## DATA EXTRACTS
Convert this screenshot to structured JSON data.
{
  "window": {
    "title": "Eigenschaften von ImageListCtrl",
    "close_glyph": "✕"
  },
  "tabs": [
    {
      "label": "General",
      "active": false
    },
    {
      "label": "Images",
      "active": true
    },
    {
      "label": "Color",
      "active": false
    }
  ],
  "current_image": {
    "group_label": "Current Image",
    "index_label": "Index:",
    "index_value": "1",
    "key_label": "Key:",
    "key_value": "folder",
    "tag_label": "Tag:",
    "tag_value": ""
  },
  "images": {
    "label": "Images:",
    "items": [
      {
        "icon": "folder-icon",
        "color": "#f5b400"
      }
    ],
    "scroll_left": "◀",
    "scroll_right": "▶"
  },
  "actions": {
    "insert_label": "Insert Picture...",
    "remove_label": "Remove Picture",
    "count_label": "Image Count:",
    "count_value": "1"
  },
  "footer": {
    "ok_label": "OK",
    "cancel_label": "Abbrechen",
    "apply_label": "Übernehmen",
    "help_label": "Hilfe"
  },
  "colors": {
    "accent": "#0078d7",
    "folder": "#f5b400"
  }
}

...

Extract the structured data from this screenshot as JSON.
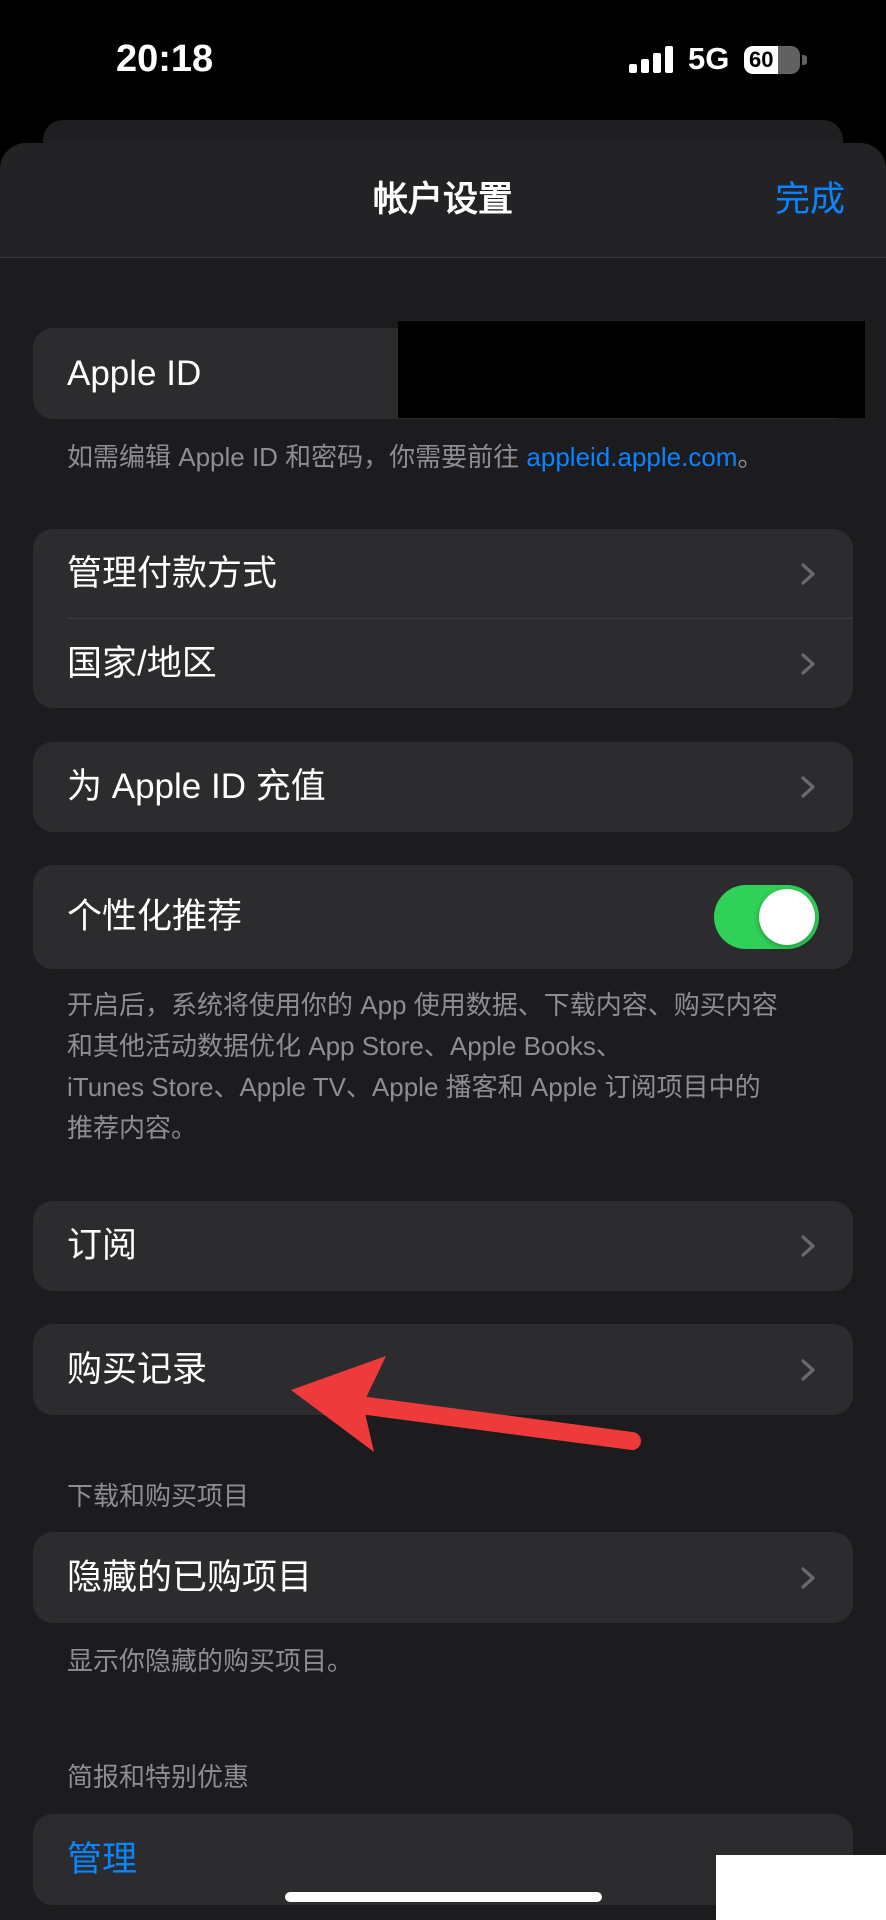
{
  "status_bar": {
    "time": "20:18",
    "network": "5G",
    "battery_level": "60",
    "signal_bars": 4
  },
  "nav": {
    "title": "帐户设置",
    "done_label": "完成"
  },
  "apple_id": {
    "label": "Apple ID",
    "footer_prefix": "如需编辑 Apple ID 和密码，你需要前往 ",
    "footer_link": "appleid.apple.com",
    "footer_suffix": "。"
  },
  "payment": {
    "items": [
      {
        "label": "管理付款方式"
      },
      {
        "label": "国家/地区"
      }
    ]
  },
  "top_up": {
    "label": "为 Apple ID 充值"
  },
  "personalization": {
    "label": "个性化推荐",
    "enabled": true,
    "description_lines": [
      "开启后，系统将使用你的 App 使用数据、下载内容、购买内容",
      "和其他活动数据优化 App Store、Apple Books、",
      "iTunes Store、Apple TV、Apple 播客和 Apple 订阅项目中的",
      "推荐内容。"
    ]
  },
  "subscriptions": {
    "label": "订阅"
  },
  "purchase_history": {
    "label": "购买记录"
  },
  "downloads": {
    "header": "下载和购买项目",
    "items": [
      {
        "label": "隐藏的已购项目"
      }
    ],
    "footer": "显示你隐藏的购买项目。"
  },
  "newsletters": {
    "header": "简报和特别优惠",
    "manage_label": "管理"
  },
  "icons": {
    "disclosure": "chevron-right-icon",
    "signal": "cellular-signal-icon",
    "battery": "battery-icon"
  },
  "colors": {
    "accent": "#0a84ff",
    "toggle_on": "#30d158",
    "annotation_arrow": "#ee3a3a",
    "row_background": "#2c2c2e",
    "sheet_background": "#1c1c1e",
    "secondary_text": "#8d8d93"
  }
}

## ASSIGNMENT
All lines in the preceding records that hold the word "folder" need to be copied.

## ANSWER
    "key_value": "folder",
        "icon": "folder-icon",
    "folder": "#f5b400"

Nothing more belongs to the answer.